    I'm interested to hear what the "missed out" parts are, I'm not sure whether to look now or after episode 10. He almost seems likable, rather unassuming and dopey. Obviously that's what the makers aimed for, though.

    read it after episode 10 but things have been left out from either side ... still haven't got a clue but certainly think the nephew had nothing to do with it.
    Why did Brandon Dassey's defence agree to stop showing the police interview tape to the jury before they got to the bit where he basically tells his mum that he fabricated the story because they "got in his head" ?
    I think it was just poor work from the defence team and they missed it
    Missed it ? Surely not ? That video was about the only evidence the prosecution had. There must be stuff that was left out of the documentary that explains it.
  • I think Avery did it, the kid admitted to being there as the police said he could go home. He doesn't know any better.
  • edited January 2016
    I've just binged watched this over two nights. Absolutely compelling viewing.

    I don't think he did it at all. The police were after him because of his litigation against them and they got their man.

    The court appearance where the cop calls in the car registration was damning as was the syringe hole in the blood vile yet they were never really followed up on .
    Also the first Lawyer Brandon got should have been struck off. he was a disgrace.

    Brillant TV show yet very depressing to think that that can actually happen in a civilised country.
  • It's so good, and so addictive, isn't it?

    My mum grew up in central Illinois, and she says these are the people she grew up with. Those conversations that go on with "yeah," "yeah?" "Yeah." Ugh.

    I also highly recommend the documentary "The Central Park 5" on Netflix, and listening to the podcast Serial, as well as the This American Life Podcast episode with Jim Trainum on false confessions. So much of what he talks about is present here, and it's incredibly important. Sometimes when police are fishing for a confession, they inadvertently (and in this case I think it is inadvertent, putting aside everything else) provide details to the suspect that only the perpetrator would know. There is the great example of this with the gunshot to the head.

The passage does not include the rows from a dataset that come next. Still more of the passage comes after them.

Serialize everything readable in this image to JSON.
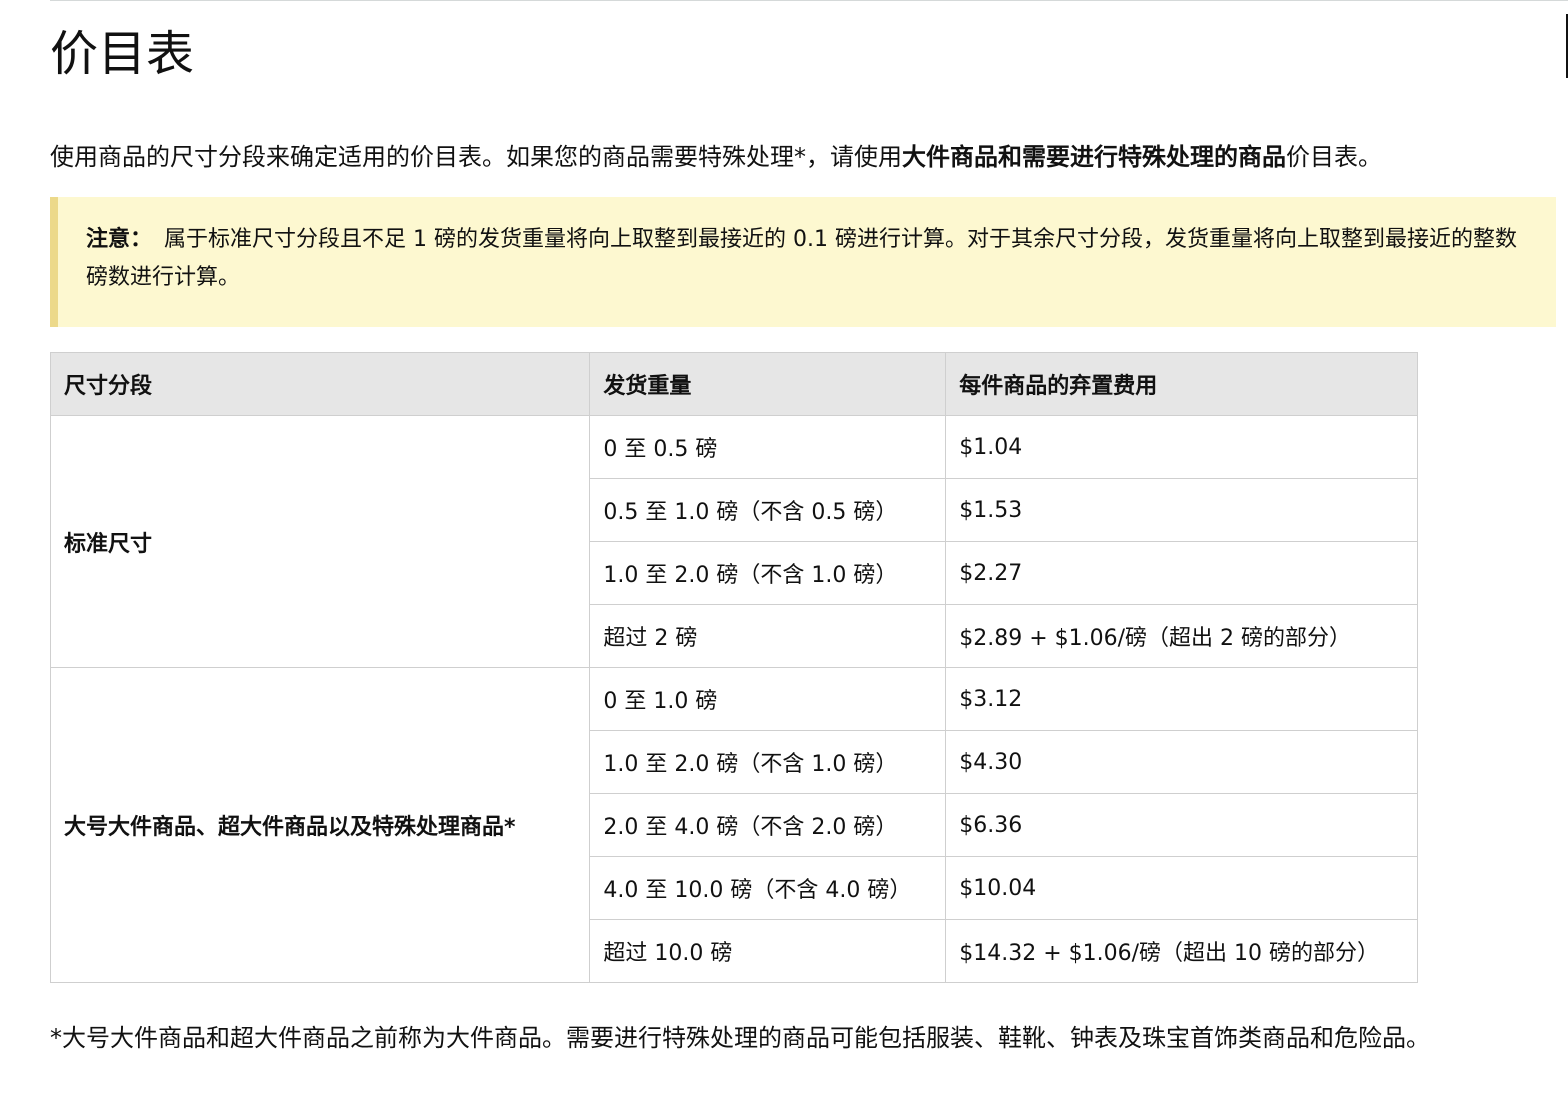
{
  "title": "价目表",
  "intro": {
    "text_before": "使用商品的尺寸分段来确定适用的价目表。如果您的商品需要特殊处理*，请使用",
    "bold": "大件商品和需要进行特殊处理的商品",
    "text_after": "价目表。"
  },
  "note": {
    "label": "注意：",
    "text": "属于标准尺寸分段且不足 1 磅的发货重量将向上取整到最接近的 0.1 磅进行计算。对于其余尺寸分段，发货重量将向上取整到最接近的整数磅数进行计算。"
  },
  "table": {
    "headers": [
      "尺寸分段",
      "发货重量",
      "每件商品的弃置费用"
    ],
    "groups": [
      {
        "tier": "标准尺寸",
        "rows": [
          {
            "weight": "0 至 0.5 磅",
            "fee": "$1.04"
          },
          {
            "weight": "0.5 至 1.0 磅（不含 0.5 磅）",
            "fee": "$1.53"
          },
          {
            "weight": "1.0 至 2.0 磅（不含 1.0 磅）",
            "fee": "$2.27"
          },
          {
            "weight": "超过 2 磅",
            "fee": "$2.89 + $1.06/磅（超出 2 磅的部分）"
          }
        ]
      },
      {
        "tier": "大号大件商品、超大件商品以及特殊处理商品*",
        "rows": [
          {
            "weight": "0 至 1.0 磅",
            "fee": "$3.12"
          },
          {
            "weight": "1.0 至 2.0 磅（不含 1.0 磅）",
            "fee": "$4.30"
          },
          {
            "weight": "2.0 至 4.0 磅（不含 2.0 磅）",
            "fee": "$6.36"
          },
          {
            "weight": "4.0 至 10.0 磅（不含 4.0 磅）",
            "fee": "$10.04"
          },
          {
            "weight": "超过 10.0 磅",
            "fee": "$14.32 + $1.06/磅（超出 10 磅的部分）"
          }
        ]
      }
    ]
  },
  "footnote": "*大号大件商品和超大件商品之前称为大件商品。需要进行特殊处理的商品可能包括服装、鞋靴、钟表及珠宝首饰类商品和危险品。"
}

    Also, please know that this story is in no way unique in America. You've probably heard of the increase in protests again police misconduct, but this has been going on for as long as there have been police. I would argue that one of the genuinely unique things about the Avery case is that he is white. You could go into any urban/inner city setting and find similar miscarriages of justice--not just planting of evidence, but poor public representation, trial by public, etc.

    Credit to @se9addick for pointing out what is most important: I don't think the state proved their case beyond a reasonable doubt. Since the documentary aired, Dean Strang has said in interviews it's the case that keeps him up at night. He and Buting played an absolute blinder. That should be the standard, rather than the exception for representation.
  • I find it utterly amazing and terrifying in equal measure that a jury found him guilty "beyond reasonable doubt"

    Utter madness.
Sign In or Register to comment.

Roland Out!